January 19th, 2009
It seems now, more than ever, individuals and businesses are turning to the web in hopes of generating new business. While many tools have made basic website creation a breeze, the larger question remains; how do I drive traffic to my website? Whether you are looking to begin optimizing your website for search engines or begin running pay per click campaigns, you must find out which keywords you want to target. One resource that I have found to be extremely valuable is the Google AdWords Keyword Tool. This tool is great for conducting general keyword research and can also be used in conjunction with your Google AdWords account when running PPC campaigns. As with many free tools, there are pros as well as cons.
It is free
Easy to Use
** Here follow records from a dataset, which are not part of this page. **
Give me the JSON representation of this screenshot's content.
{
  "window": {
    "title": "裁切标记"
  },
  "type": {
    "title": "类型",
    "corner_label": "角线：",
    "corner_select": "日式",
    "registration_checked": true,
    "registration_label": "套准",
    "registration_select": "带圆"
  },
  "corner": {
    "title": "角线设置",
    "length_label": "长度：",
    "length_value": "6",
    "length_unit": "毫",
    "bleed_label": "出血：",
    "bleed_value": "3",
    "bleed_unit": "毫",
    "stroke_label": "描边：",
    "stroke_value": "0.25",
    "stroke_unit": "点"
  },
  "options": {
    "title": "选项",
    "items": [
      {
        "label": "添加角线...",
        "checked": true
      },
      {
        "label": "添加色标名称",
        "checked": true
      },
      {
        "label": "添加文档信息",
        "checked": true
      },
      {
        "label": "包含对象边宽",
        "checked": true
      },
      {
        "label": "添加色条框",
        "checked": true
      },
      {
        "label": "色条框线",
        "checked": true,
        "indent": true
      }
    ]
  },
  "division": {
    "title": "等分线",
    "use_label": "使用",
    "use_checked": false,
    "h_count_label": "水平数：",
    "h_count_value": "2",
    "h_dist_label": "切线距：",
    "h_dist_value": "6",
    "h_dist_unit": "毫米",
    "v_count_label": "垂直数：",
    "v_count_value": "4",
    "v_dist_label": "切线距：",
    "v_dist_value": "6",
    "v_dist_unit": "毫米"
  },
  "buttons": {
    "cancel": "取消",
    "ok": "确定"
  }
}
Shows a variety of different information (ad position, average CPC, advertiser competition, search volume for the previous month, average search volume over 12 months, search volume trends over 12 months, and finally the month with the highest search volume)
Displays related keywords as well as additional keywords to consider
You can tie in the keyword tool with your Google AdWords account to assist with PPC campaigns
Allows the user to export their keyword list
Displays different search volumes when stop words are used. For example, ‘hotel San Diego’ shows a significant difference in search volume when compared to ‘hotel in San Diego.’ Google is believed to ignore stop words, but the extent to which they are ignored is somewhat unknown. This high level of information can be extremely useful for marketers when conducting keyword research.
Only Google data is taken into account. Data for other popular search engines including Yahoo and MSN may be quite different from that displayed by Google AdWords Keyword Tool.
Search volume numbers are only estimates and not precise numbers. You will notice many larger search volume numbers are simply rounded while smaller numbers will be “exact.” If Google can report that ‘airport hotel in San Diego’ gets specifically 73 searches per month on average, then why is ‘hotel in San Diego’ simply rounded to 40,500. It is hard to say how accurate these numbers actually are.
Google’s keyword tool allows the user to enter a specific web address in which case keywords will be pulled directly from the site entered. This can be a great way to get keyword ideas from your own content if you are initially unsure what you want to target. Another valuable use for this tool is to use it to analyze your competition and find out what keywords they are targeting.
The ability to view the search volume trends over the previous 12 months is an extremely valuable option that some people might not be taking advantage of. Many keywords will have different search volumes throughout the year. When conducting keyword research for PPC campaigns, it is especially important to take this into consideration. It may be beneficial to target slightly different keywords during different months or seasons throughout the year.
Google AdWords Keyword Tool is a highly useful and free resource that simply shouldn’t be ignored when conducting keyword research. I consider it to be one of the most valuable free tools currently available. With that said, it is important to use a variety of different tools when conducting keyword research. There are additional resources listed in this article about keyword research tools. You should not just rely on one source of information to decide on the most beneficial keywords for your specific site or campaign. It is important to remember that while Google is the dominating search engine, many people do use Yahoo, MSN, Ask, and other search engines. Be sure to compile data from multiple sources as well as multiple search engines in order to develop the best possible list of high value keywords.
• 9 years ago
I often search and there are 1000's of results displayed in the Approx Avg Search Volume column yet the data from the previous month is "Insufficient Data". This does not make logical senses to me as how can there be no search volume (Insufficient data) during previous months if there are 1000's on an average month. Do you know why.
• 9 years ago
Yes, I notice this quite a bit as well. I honestly cannot find a reasonable answer to this question. I notice that it usually happens to keywords with monthly search volumes of a few thousand or less, but cannot pinpoint anything else that seems to trigger the 'Insufficient Data' result. It happens even more frequently when you get into search volumes lower than about 200. With search volumes this low, it is hard to say how accurate any of this data really is.
On a similar note, I tend not to use the "Approx Search Volume" for the previous month statistic. Instead of going by the search volume for the previous month, I use the “Average Search Volume” number in addition to the "Search Volume Trends" graph, which is an optional column to display. This is a small bar graph (shown below) that will give you a general idea of the monthly trends for this keyword. You can see which months are stronger than others as well as any recent drops in search volume.
• 9 years ago
Something people need to be weary of. The search results shown in the Google AdWords Keyword tool are not accurate. I have been told by the "Googlers" at AdWords support that these numbers are relative to only the number of people that have clicked on AdWords ads, not organic search results.
• 9 years ago
From what I have been told from the powers that be at Google, the results you are talking about are only the clicks on adwords ads. I could be wrong but I think this explains the issues others are talking about.